Professor Frank Matsuyama created the first yawara stick and developed techniques for its use. Born in Miyakonojo, Japan in 1886, Matsuyama was of slight stature is a result of a crippling back injury he received when a horse reared and fell on him when he was eight years old, leaving him a helpless invalid. After years of training in the martial art, yawara-jitsu with his father, Matsuyama was able to recover fully. In 1903, he immigrated to the West Coast of the United States, where he worked odd jobs and continued to train in yawara-jitsu. Five years later, he went to work as personal servant to Jack London, the famed actor. During these years, Matsuyama wanted to teach yawara-jitsu, but he feared reprisals by the Japanese government against his relatives that were still living in Japan. In 1927, as the last surviving member of his family, Matsuyama began teaching yawara-jitsu to some friends. As his expertise became known, he began teaching his art to police officers. In 1931, Matsuyama became a full-time yawara-jitsu instructor for the Berkeley, California, Police Department. Since yawara-jitsu stressed locks and come-a-long holds, it was well suited for police work.
Matsuyama was a strong opponent of the blackjack and the traditional nightstick, so, in 1947, he developed a special weapon, called the yawara, for police officers to carry for protection. Since yawara is easily concealed, it was popular with plain clothes officers. Matsuyama developed the yawara from tanto-jitsu, the knife fighting techniques contained within yawara-jitsu. The tanto knife's wooden sheath was prone to swelling when moistened by rain, humidity, or perspiration, sometimes making it impossible to draw the knife. When this occurred, the user had to use the sheath as a weapon, so techniques were developed using the sheathed knife.
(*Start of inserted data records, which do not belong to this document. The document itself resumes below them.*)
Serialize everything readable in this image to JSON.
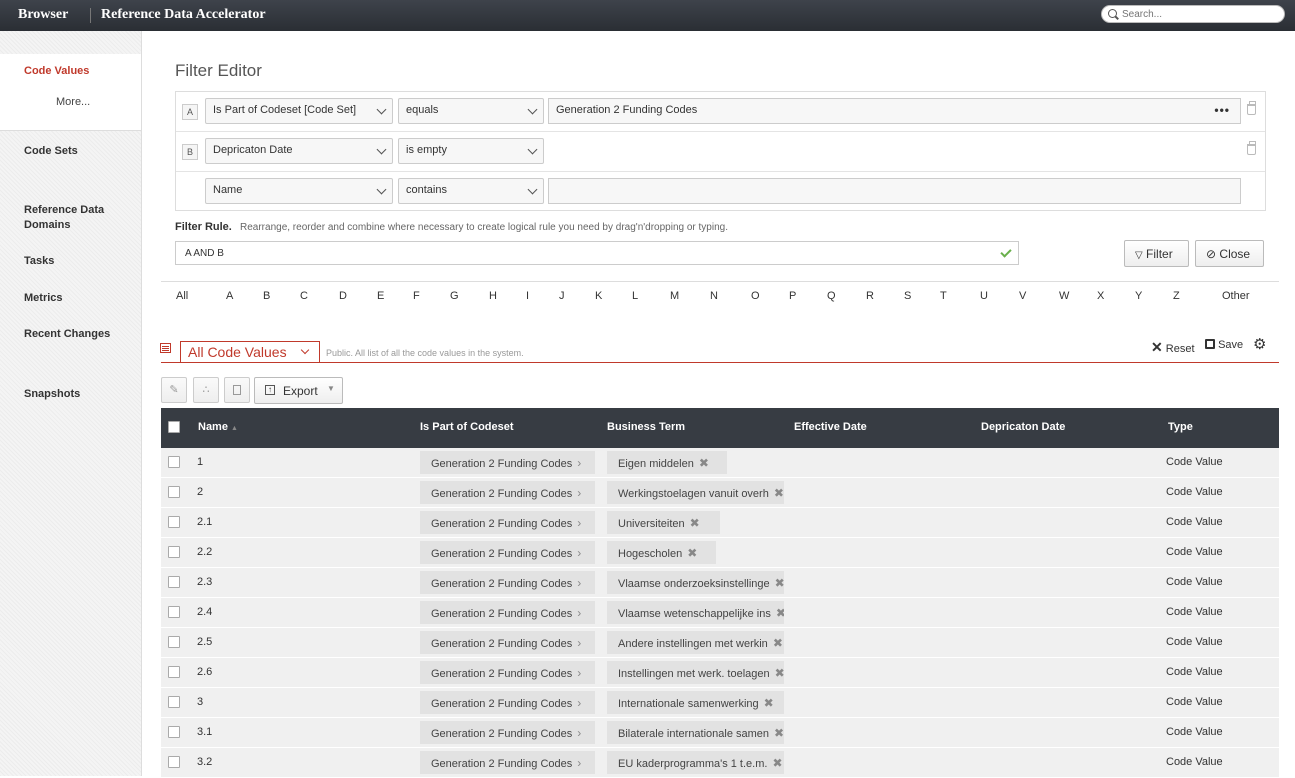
{
  "header": {
    "brand": "Browser",
    "app_title": "Reference Data Accelerator",
    "search_placeholder": "Search..."
  },
  "sidebar": {
    "active_item": "Code Values",
    "more": "More...",
    "items": [
      "Code Sets",
      "Reference Data Domains",
      "Tasks",
      "Metrics",
      "Recent Changes",
      "Snapshots"
    ]
  },
  "filter_editor": {
    "title": "Filter Editor",
    "rows": [
      {
        "letter": "A",
        "field": "Is Part of Codeset [Code Set]",
        "operator": "equals",
        "value": "Generation 2 Funding Codes",
        "more": "•••"
      },
      {
        "letter": "B",
        "field": "Depricaton Date",
        "operator": "is empty",
        "value": ""
      },
      {
        "letter": "",
        "field": "Name",
        "operator": "contains",
        "value": ""
      }
    ],
    "rule_label": "Filter Rule.",
    "rule_hint": "Rearrange, reorder and combine where necessary to create logical rule you need by drag'n'dropping or typing.",
    "rule_value": "A AND B",
    "filter_button": "Filter",
    "close_button": "Close"
  },
  "alphabet": [
    "All",
    "A",
    "B",
    "C",
    "D",
    "E",
    "F",
    "G",
    "H",
    "I",
    "J",
    "K",
    "L",
    "M",
    "N",
    "O",
    "P",
    "Q",
    "R",
    "S",
    "T",
    "U",
    "V",
    "W",
    "X",
    "Y",
    "Z",
    "Other"
  ],
  "view": {
    "name": "All Code Values",
    "description": "Public. All list of all the code values in the system.",
    "reset": "Reset",
    "save": "Save"
  },
  "toolbar": {
    "export": "Export"
  },
  "table": {
    "columns": [
      "Name",
      "Is Part of Codeset",
      "Business Term",
      "Effective Date",
      "Depricaton Date",
      "Type"
    ],
    "rows": [
      {
        "name": "1",
        "codeset": "Generation 2 Funding Codes",
        "term": "Eigen middelen",
        "type": "Code Value"
      },
      {
        "name": "2",
        "codeset": "Generation 2 Funding Codes",
        "term": "Werkingstoelagen vanuit overh",
        "type": "Code Value"
      },
      {
        "name": "2.1",
        "codeset": "Generation 2 Funding Codes",
        "term": "Universiteiten",
        "type": "Code Value"
      },
      {
        "name": "2.2",
        "codeset": "Generation 2 Funding Codes",
        "term": "Hogescholen",
        "type": "Code Value"
      },
      {
        "name": "2.3",
        "codeset": "Generation 2 Funding Codes",
        "term": "Vlaamse onderzoeksinstellinge",
        "type": "Code Value"
      },
      {
        "name": "2.4",
        "codeset": "Generation 2 Funding Codes",
        "term": "Vlaamse wetenschappelijke ins",
        "type": "Code Value"
      },
      {
        "name": "2.5",
        "codeset": "Generation 2 Funding Codes",
        "term": "Andere instellingen met werkin",
        "type": "Code Value"
      },
      {
        "name": "2.6",
        "codeset": "Generation 2 Funding Codes",
        "term": "Instellingen met werk. toelagen",
        "type": "Code Value"
      },
      {
        "name": "3",
        "codeset": "Generation 2 Funding Codes",
        "term": "Internationale samenwerking",
        "type": "Code Value"
      },
      {
        "name": "3.1",
        "codeset": "Generation 2 Funding Codes",
        "term": "Bilaterale internationale samen",
        "type": "Code Value"
      },
      {
        "name": "3.2",
        "codeset": "Generation 2 Funding Codes",
        "term": "EU kaderprogramma's 1 t.e.m.",
        "type": "Code Value"
      }
    ]
  }
}
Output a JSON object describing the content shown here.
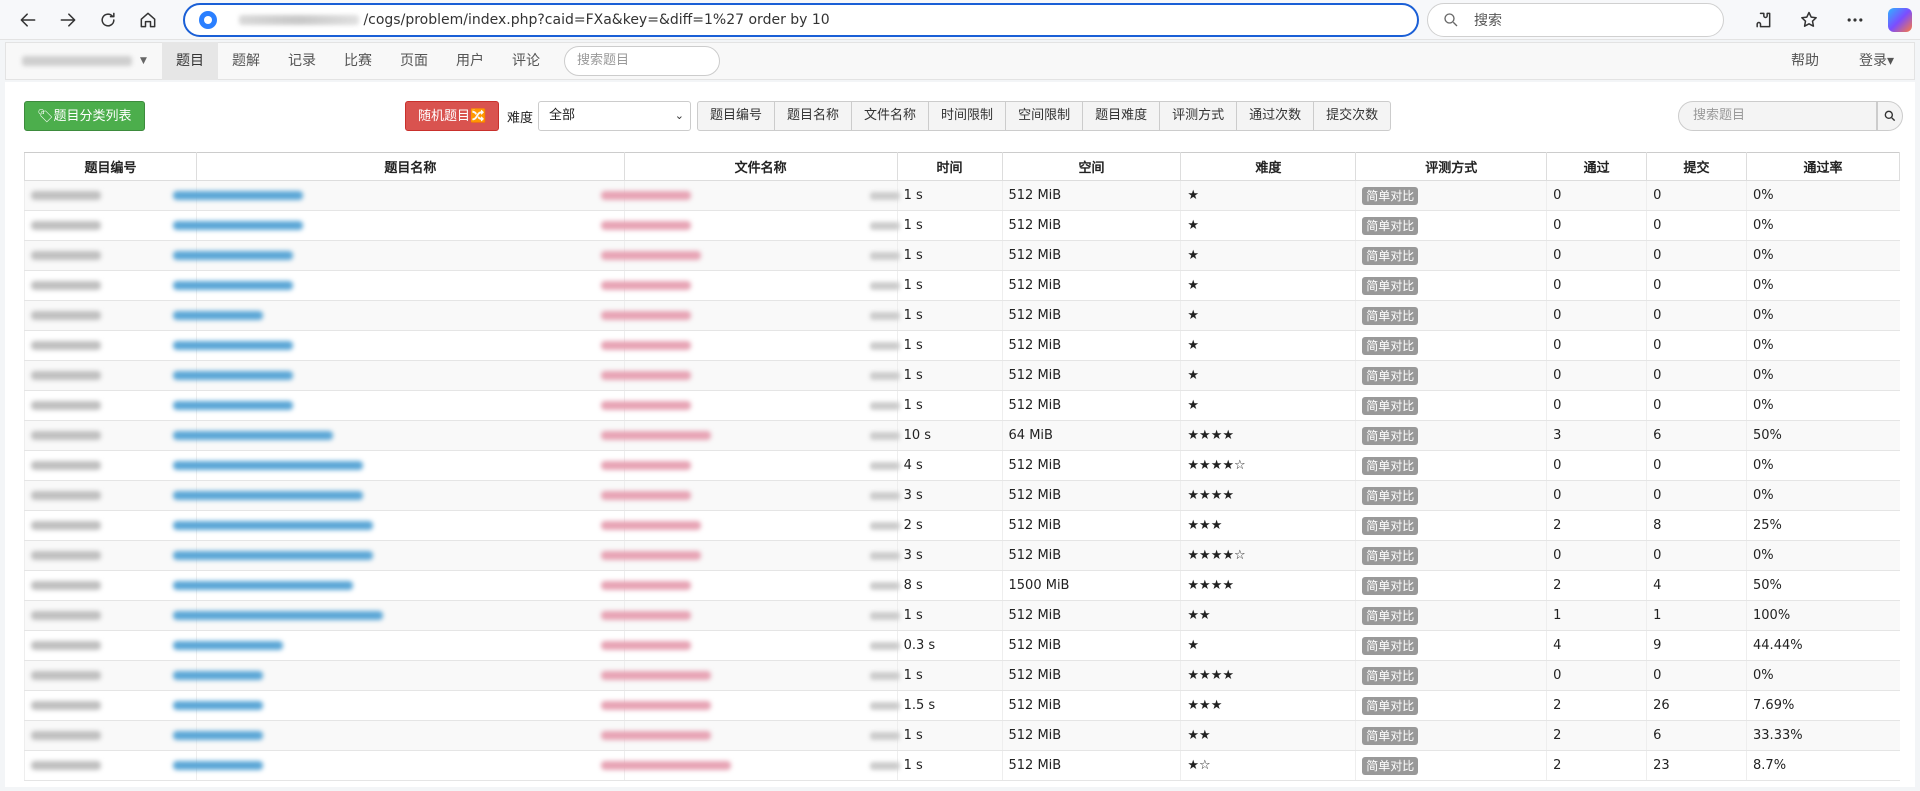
{
  "browser": {
    "url_text": "/cogs/problem/index.php?caid=FXa&key=&diff=1%27 order by 10",
    "search_placeholder": "搜索"
  },
  "nav": {
    "items": [
      "题目",
      "题解",
      "记录",
      "比赛",
      "页面",
      "用户",
      "评论"
    ],
    "search_placeholder": "搜索题目",
    "help": "帮助",
    "login": "登录▾"
  },
  "toolbar": {
    "category_btn": "🏷题目分类列表",
    "random_btn": "随机题目🔀",
    "difficulty_label": "难度",
    "difficulty_value": "全部",
    "sort_buttons": [
      "题目编号",
      "题目名称",
      "文件名称",
      "时间限制",
      "空间限制",
      "题目难度",
      "评测方式",
      "通过次数",
      "提交次数"
    ],
    "search_placeholder": "搜索题目"
  },
  "table": {
    "headers": [
      "题目编号",
      "题目名称",
      "文件名称",
      "时间",
      "空间",
      "难度",
      "评测方式",
      "通过",
      "提交",
      "通过率"
    ],
    "rows": [
      {
        "time": "1 s",
        "mem": "512 MiB",
        "diff": "★",
        "judge": "简单对比",
        "ac": "0",
        "sub": "0",
        "rate": "0%",
        "nw": 130,
        "fw": 90
      },
      {
        "time": "1 s",
        "mem": "512 MiB",
        "diff": "★",
        "judge": "简单对比",
        "ac": "0",
        "sub": "0",
        "rate": "0%",
        "nw": 130,
        "fw": 90
      },
      {
        "time": "1 s",
        "mem": "512 MiB",
        "diff": "★",
        "judge": "简单对比",
        "ac": "0",
        "sub": "0",
        "rate": "0%",
        "nw": 120,
        "fw": 100
      },
      {
        "time": "1 s",
        "mem": "512 MiB",
        "diff": "★",
        "judge": "简单对比",
        "ac": "0",
        "sub": "0",
        "rate": "0%",
        "nw": 120,
        "fw": 90
      },
      {
        "time": "1 s",
        "mem": "512 MiB",
        "diff": "★",
        "judge": "简单对比",
        "ac": "0",
        "sub": "0",
        "rate": "0%",
        "nw": 90,
        "fw": 90
      },
      {
        "time": "1 s",
        "mem": "512 MiB",
        "diff": "★",
        "judge": "简单对比",
        "ac": "0",
        "sub": "0",
        "rate": "0%",
        "nw": 120,
        "fw": 90
      },
      {
        "time": "1 s",
        "mem": "512 MiB",
        "diff": "★",
        "judge": "简单对比",
        "ac": "0",
        "sub": "0",
        "rate": "0%",
        "nw": 120,
        "fw": 90
      },
      {
        "time": "1 s",
        "mem": "512 MiB",
        "diff": "★",
        "judge": "简单对比",
        "ac": "0",
        "sub": "0",
        "rate": "0%",
        "nw": 120,
        "fw": 90
      },
      {
        "time": "10 s",
        "mem": "64 MiB",
        "diff": "★★★★",
        "judge": "简单对比",
        "ac": "3",
        "sub": "6",
        "rate": "50%",
        "nw": 160,
        "fw": 110
      },
      {
        "time": "4 s",
        "mem": "512 MiB",
        "diff": "★★★★☆",
        "judge": "简单对比",
        "ac": "0",
        "sub": "0",
        "rate": "0%",
        "nw": 190,
        "fw": 90
      },
      {
        "time": "3 s",
        "mem": "512 MiB",
        "diff": "★★★★",
        "judge": "简单对比",
        "ac": "0",
        "sub": "0",
        "rate": "0%",
        "nw": 190,
        "fw": 90
      },
      {
        "time": "2 s",
        "mem": "512 MiB",
        "diff": "★★★",
        "judge": "简单对比",
        "ac": "2",
        "sub": "8",
        "rate": "25%",
        "nw": 200,
        "fw": 100
      },
      {
        "time": "3 s",
        "mem": "512 MiB",
        "diff": "★★★★☆",
        "judge": "简单对比",
        "ac": "0",
        "sub": "0",
        "rate": "0%",
        "nw": 200,
        "fw": 100
      },
      {
        "time": "8 s",
        "mem": "1500 MiB",
        "diff": "★★★★",
        "judge": "简单对比",
        "ac": "2",
        "sub": "4",
        "rate": "50%",
        "nw": 180,
        "fw": 90
      },
      {
        "time": "1 s",
        "mem": "512 MiB",
        "diff": "★★",
        "judge": "简单对比",
        "ac": "1",
        "sub": "1",
        "rate": "100%",
        "nw": 210,
        "fw": 90
      },
      {
        "time": "0.3 s",
        "mem": "512 MiB",
        "diff": "★",
        "judge": "简单对比",
        "ac": "4",
        "sub": "9",
        "rate": "44.44%",
        "nw": 110,
        "fw": 90
      },
      {
        "time": "1 s",
        "mem": "512 MiB",
        "diff": "★★★★",
        "judge": "简单对比",
        "ac": "0",
        "sub": "0",
        "rate": "0%",
        "nw": 90,
        "fw": 110
      },
      {
        "time": "1.5 s",
        "mem": "512 MiB",
        "diff": "★★★",
        "judge": "简单对比",
        "ac": "2",
        "sub": "26",
        "rate": "7.69%",
        "nw": 90,
        "fw": 110
      },
      {
        "time": "1 s",
        "mem": "512 MiB",
        "diff": "★★",
        "judge": "简单对比",
        "ac": "2",
        "sub": "6",
        "rate": "33.33%",
        "nw": 90,
        "fw": 110
      },
      {
        "time": "1 s",
        "mem": "512 MiB",
        "diff": "★☆",
        "judge": "简单对比",
        "ac": "2",
        "sub": "23",
        "rate": "8.7%",
        "nw": 90,
        "fw": 130
      }
    ]
  }
}
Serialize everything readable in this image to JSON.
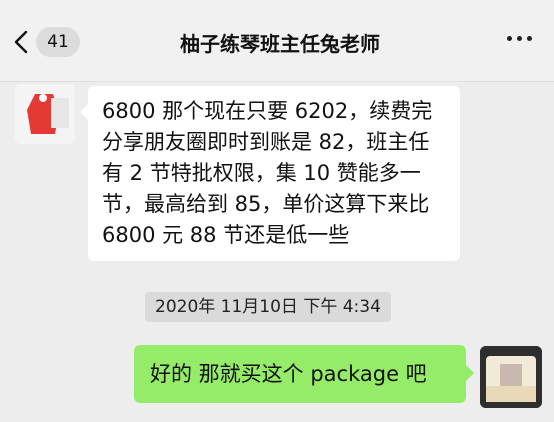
{
  "header": {
    "back_count": "41",
    "title": "柚子练琴班主任兔老师"
  },
  "messages": [
    {
      "side": "left",
      "text": "6800 那个现在只要 6202，续费完分享朋友圈即时到账是 82，班主任有 2 节特批权限，集 10 赞能多一节，最高给到 85，单价这算下来比 6800 元 88 节还是低一些"
    },
    {
      "side": "right",
      "text": "好的 那就买这个 package 吧"
    }
  ],
  "timestamp": "2020年 11月10日 下午 4:34",
  "colors": {
    "background": "#ededed",
    "sent_bubble": "#95ec69",
    "received_bubble": "#ffffff",
    "timestamp_bg": "#dadada"
  },
  "icons": {
    "back": "chevron-left-icon",
    "more": "more-dots-icon"
  }
}
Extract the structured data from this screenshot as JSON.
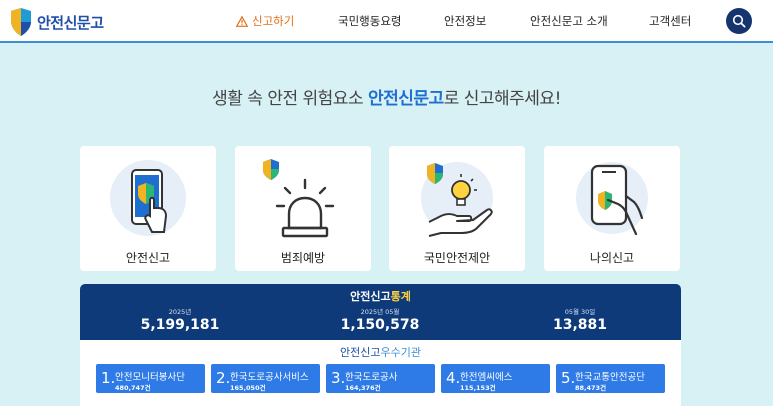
{
  "header": {
    "logo_text": "안전신문고",
    "nav": [
      {
        "label": "신고하기"
      },
      {
        "label": "국민행동요령"
      },
      {
        "label": "안전정보"
      },
      {
        "label": "안전신문고 소개"
      },
      {
        "label": "고객센터"
      }
    ]
  },
  "hero": {
    "prefix": "생활 속 안전 위험요소 ",
    "accent": "안전신문고",
    "suffix": "로 신고해주세요!"
  },
  "cards": [
    {
      "label": "안전신고",
      "icon": "phone-touch-shield-icon"
    },
    {
      "label": "범죄예방",
      "icon": "siren-shield-icon"
    },
    {
      "label": "국민안전제안",
      "icon": "hand-lightbulb-shield-icon"
    },
    {
      "label": "나의신고",
      "icon": "phone-hand-shield-icon"
    }
  ],
  "stats": {
    "title_prefix": "안전신고",
    "title_highlight": "통계",
    "items": [
      {
        "caption": "2025년",
        "value": "5,199,181"
      },
      {
        "caption": "2025년 05월",
        "value": "1,150,578"
      },
      {
        "caption": "05월 30일",
        "value": "13,881"
      }
    ]
  },
  "ranks": {
    "title_prefix": "안전신고",
    "title_highlight": "우수기관",
    "items": [
      {
        "num": "1.",
        "name": "안전모니터봉사단",
        "count": "480,747건"
      },
      {
        "num": "2.",
        "name": "한국도로공사서비스",
        "count": "165,050건"
      },
      {
        "num": "3.",
        "name": "한국도로공사",
        "count": "164,376건"
      },
      {
        "num": "4.",
        "name": "한전엠씨에스",
        "count": "115,153건"
      },
      {
        "num": "5.",
        "name": "한국교통안전공단",
        "count": "88,473건"
      }
    ]
  },
  "colors": {
    "brand_navy": "#0f3a7a",
    "accent_blue": "#1f6fd1",
    "report_orange": "#e0701b",
    "background": "#d7f1f4"
  }
}
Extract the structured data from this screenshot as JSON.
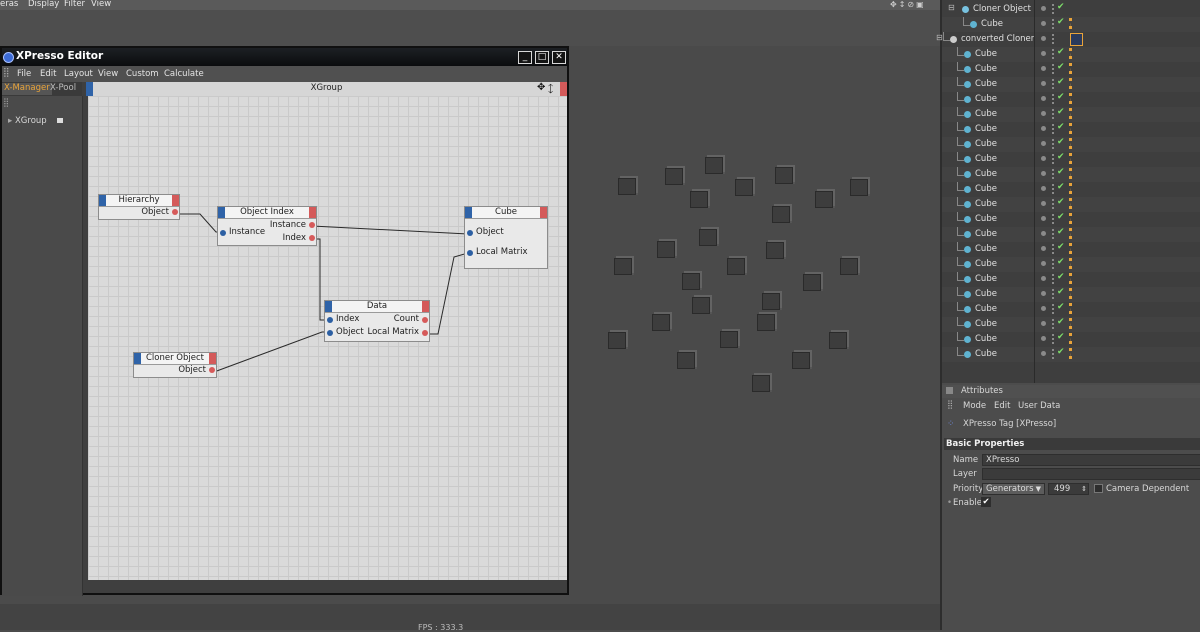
{
  "top_menu": [
    "eras",
    "Display",
    "Filter",
    "View"
  ],
  "fps_text": "FPS : 333.3",
  "xpresso_window": {
    "title": "XPresso Editor",
    "menu": [
      "File",
      "Edit",
      "Layout",
      "View",
      "Custom",
      "Calculate"
    ],
    "tabs": [
      "X-Manager",
      "X-Pool"
    ],
    "tree_item": "XGroup",
    "group_title": "XGroup"
  },
  "nodes": {
    "hierarchy": {
      "title": "Hierarchy",
      "out": "Object"
    },
    "object_index": {
      "title": "Object Index",
      "in": "Instance",
      "out1": "Instance",
      "out2": "Index"
    },
    "cube": {
      "title": "Cube",
      "in1": "Object",
      "in2": "Local Matrix"
    },
    "data": {
      "title": "Data",
      "in1": "Index",
      "in2": "Object",
      "out1": "Count",
      "out2": "Local Matrix"
    },
    "cloner": {
      "title": "Cloner Object",
      "out": "Object"
    }
  },
  "object_manager": {
    "rows": [
      {
        "name": "Cloner Object"
      },
      {
        "name": "Cube"
      },
      {
        "name": "converted Cloner"
      },
      {
        "name": "Cube"
      },
      {
        "name": "Cube"
      },
      {
        "name": "Cube"
      },
      {
        "name": "Cube"
      },
      {
        "name": "Cube"
      },
      {
        "name": "Cube"
      },
      {
        "name": "Cube"
      },
      {
        "name": "Cube"
      },
      {
        "name": "Cube"
      },
      {
        "name": "Cube"
      },
      {
        "name": "Cube"
      },
      {
        "name": "Cube"
      },
      {
        "name": "Cube"
      },
      {
        "name": "Cube"
      },
      {
        "name": "Cube"
      },
      {
        "name": "Cube"
      },
      {
        "name": "Cube"
      },
      {
        "name": "Cube"
      },
      {
        "name": "Cube"
      },
      {
        "name": "Cube"
      },
      {
        "name": "Cube"
      }
    ],
    "check_glyph": "✔"
  },
  "attributes": {
    "title": "Attributes",
    "menu": [
      "Mode",
      "Edit",
      "User Data"
    ],
    "object_label": "XPresso Tag [XPresso]",
    "section": "Basic Properties",
    "name_label": "Name",
    "name_value": "XPresso",
    "layer_label": "Layer",
    "priority_label": "Priority",
    "priority_value": "Generators",
    "priority_number": "499",
    "camera_dependent": "Camera Dependent",
    "enable_label": "Enable",
    "enable_check": "✔"
  },
  "colors": {
    "port_in": "#2c5fa3",
    "port_out": "#d65a5a",
    "tab_active": "#e8a33a"
  }
}
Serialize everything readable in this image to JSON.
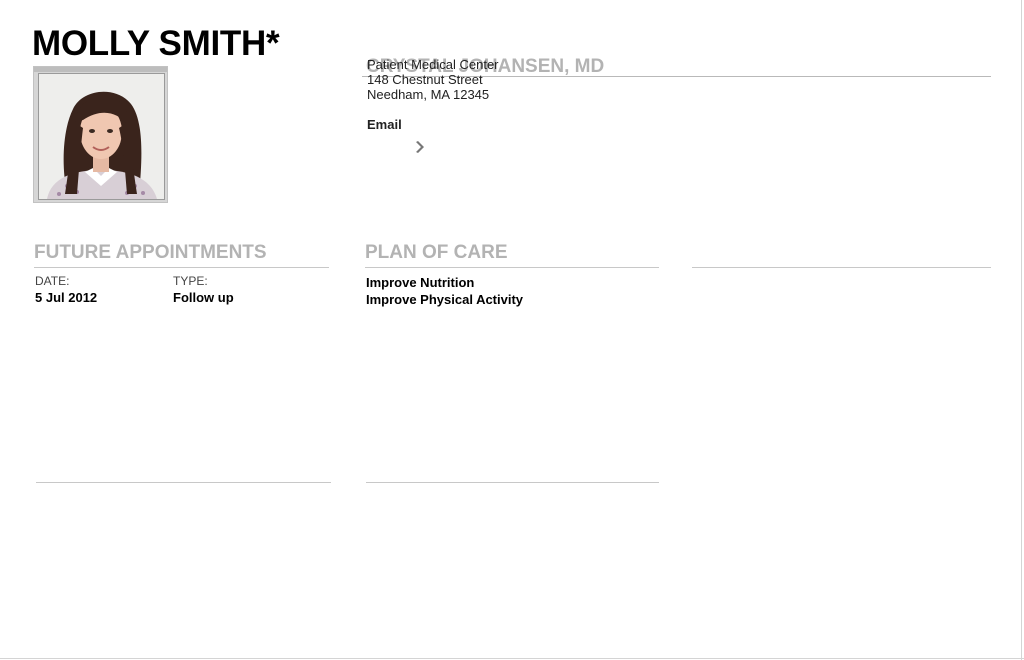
{
  "patient": {
    "name": "MOLLY SMITH*",
    "photo_alt": "patient photo"
  },
  "doctor": {
    "name": "CRYSTAL JOHANSEN, MD",
    "clinic": "Patient Medical Center",
    "street": "148 Chestnut Street",
    "city_line": "Needham, MA 12345",
    "email_label": "Email",
    "chevron_icon": "chevron-right-icon"
  },
  "appointments": {
    "title": "FUTURE APPOINTMENTS",
    "headers": {
      "date": "DATE:",
      "type": "TYPE:"
    },
    "rows": [
      {
        "date": "5 Jul 2012",
        "type": "Follow up"
      }
    ]
  },
  "plan": {
    "title": "PLAN OF CARE",
    "items": [
      "Improve Nutrition",
      "Improve Physical Activity"
    ]
  }
}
Also, warriors needed a weapon to use in situations that did not warrant the use of more deadly weapons, such as the sword.